Secession talks not what they seem

Letter to the Editor

As an out-of-state student who hails from Texas, I knew almost immediately what Jonathan Reed’s article was about when I saw the word “secession” in the headline.

Naturally intrigued by something about my home state, I read the article from beginning to end and I can say that even for an opinion article the misrepresentation and manipulation of facts is just too much. To make allegations of unpatriotic acts and extremist political behavior requires solid, impenetrable evidence that stands under the closet of scrutiny. The evidence provided in this article however passes no such test and only serves to skew the readership’s perception of a situation based on the whim of a highly biased writer. Don’t fall into the trap of over stimulated hysteria by mass media.

Unlike what is proposed in Reed’s article, Texas is a state fully committed to patriotism. Those “Americans” who Reed so vividly described as holding to the American Dream and serving in the military happen to exist in Texas, too. In fact, Texas happens to have more of those “Americans” based on population within its borders than any other state in the union, except California. These hardworking people contribute over $1 trillion towards the U.S. economy, second only to California once again.
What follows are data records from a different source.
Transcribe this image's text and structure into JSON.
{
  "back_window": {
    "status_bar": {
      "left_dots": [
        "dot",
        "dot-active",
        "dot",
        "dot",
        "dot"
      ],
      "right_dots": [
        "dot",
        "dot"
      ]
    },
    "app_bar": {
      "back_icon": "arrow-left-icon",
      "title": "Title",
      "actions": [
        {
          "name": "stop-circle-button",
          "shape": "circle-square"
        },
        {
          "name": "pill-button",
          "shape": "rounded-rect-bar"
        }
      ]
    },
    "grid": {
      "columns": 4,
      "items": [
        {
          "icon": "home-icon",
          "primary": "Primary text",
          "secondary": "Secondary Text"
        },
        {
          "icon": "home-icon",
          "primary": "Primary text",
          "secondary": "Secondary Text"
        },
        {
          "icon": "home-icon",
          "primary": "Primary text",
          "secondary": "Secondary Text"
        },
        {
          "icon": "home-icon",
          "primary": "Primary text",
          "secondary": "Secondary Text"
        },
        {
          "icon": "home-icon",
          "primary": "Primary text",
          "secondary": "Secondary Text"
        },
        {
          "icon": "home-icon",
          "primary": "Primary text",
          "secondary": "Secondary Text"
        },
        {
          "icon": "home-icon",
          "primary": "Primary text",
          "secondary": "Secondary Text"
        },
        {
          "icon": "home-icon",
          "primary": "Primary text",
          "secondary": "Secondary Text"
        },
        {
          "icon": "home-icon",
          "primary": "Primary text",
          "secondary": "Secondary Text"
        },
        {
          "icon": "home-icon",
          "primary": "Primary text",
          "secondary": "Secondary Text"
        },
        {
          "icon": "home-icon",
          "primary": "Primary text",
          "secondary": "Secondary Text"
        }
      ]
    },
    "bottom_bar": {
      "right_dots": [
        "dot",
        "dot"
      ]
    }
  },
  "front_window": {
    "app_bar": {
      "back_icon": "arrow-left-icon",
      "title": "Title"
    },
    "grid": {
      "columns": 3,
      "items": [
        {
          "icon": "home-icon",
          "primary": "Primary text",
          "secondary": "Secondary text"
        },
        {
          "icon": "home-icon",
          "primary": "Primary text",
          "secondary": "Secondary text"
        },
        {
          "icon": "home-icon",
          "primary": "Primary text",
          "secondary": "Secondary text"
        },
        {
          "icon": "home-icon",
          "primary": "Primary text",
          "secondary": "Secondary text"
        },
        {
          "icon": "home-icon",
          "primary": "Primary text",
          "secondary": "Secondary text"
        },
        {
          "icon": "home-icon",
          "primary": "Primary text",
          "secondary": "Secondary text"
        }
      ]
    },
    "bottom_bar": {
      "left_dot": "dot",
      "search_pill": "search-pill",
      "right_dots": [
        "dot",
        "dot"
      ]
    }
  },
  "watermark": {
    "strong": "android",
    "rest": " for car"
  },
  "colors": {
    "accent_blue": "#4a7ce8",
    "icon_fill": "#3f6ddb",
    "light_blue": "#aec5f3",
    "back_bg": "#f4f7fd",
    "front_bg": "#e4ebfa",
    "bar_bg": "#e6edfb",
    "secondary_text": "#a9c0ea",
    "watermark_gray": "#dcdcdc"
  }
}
Texas is home to 23 military bases deemed as “major and integral.” It also sends just under 200,000 brave men and women to all branches of the U.S. military, the second highest total of any state. Who in their right minds would dare deem these residents as unpatriotic? Maybe the people crying “lack of patriotism” should take a closer look in the mirror before they so readily denounce a vital part of the United States of America.

As for the gubernatorial race, Rick Perry and Debra Medina know their politics well and employ what many an elected official would use in any campaign, a gimmick. They’ll use anything and everything they can to stir up controversy to create exposure for their camps. It’s called getting the vote. When looked at closely, the quotes from the candidates the original article relies so heavily on actually do nothing to back secession. Both Perry and Medina know secession would be horrible and have admitted so themselves. Perry even wrote “I stated that we have a great union. And Texas is part of a great union. I see no reason for that to change.” Another reason to not secede is that under the contract Texas signed at the end of the Civil War, the state would technically be split up into five different countries if it chose to secede. To compound that issue, federal funding would completely disappear, the new countries would not have a military to defend themselves with, and, most importantly, the people of Texas do not wish to secede. These “supporters” of secession at the campaign rallies barely number a couple hundred, hardly a major source of political influence. How can a state move forward without the support of the majority position? Correct me if I’m wrong, but aren’t these people of Texas upholding democracy, not abandoning it?

Don’t be misled, readers: Texas is here in the union to stay. I hope that isn’t too much of an “extremist” position to take.

Isaac Fain is a freshman majoring in economics and English.